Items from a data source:
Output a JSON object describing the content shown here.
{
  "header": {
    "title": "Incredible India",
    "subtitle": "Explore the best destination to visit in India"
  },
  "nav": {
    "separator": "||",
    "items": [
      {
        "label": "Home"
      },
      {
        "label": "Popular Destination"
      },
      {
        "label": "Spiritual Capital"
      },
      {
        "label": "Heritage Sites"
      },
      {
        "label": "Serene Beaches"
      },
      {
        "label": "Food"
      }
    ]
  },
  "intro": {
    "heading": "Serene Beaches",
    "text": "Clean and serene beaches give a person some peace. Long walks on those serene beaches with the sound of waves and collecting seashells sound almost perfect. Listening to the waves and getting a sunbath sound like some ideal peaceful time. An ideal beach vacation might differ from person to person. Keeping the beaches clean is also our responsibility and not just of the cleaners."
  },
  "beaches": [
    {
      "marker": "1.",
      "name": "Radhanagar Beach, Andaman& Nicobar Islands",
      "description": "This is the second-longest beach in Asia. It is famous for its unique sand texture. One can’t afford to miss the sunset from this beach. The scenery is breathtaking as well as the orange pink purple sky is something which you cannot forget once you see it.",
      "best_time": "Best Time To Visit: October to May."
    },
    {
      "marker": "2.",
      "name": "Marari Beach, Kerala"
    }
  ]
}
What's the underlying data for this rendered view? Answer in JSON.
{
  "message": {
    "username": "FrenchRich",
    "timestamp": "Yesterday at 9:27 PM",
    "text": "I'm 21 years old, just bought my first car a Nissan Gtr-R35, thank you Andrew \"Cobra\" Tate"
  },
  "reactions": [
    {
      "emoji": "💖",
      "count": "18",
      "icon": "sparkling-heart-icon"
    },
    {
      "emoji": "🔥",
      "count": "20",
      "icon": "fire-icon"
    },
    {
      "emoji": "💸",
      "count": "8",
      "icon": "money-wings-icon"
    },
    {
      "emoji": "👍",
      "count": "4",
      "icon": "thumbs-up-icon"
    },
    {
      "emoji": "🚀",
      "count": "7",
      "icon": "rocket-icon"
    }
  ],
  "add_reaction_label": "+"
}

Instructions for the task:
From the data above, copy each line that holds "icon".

Result of the task:
      "icon": "sparkling-heart-icon"
      "icon": "fire-icon"
      "icon": "money-wings-icon"
      "icon": "thumbs-up-icon"
      "icon": "rocket-icon"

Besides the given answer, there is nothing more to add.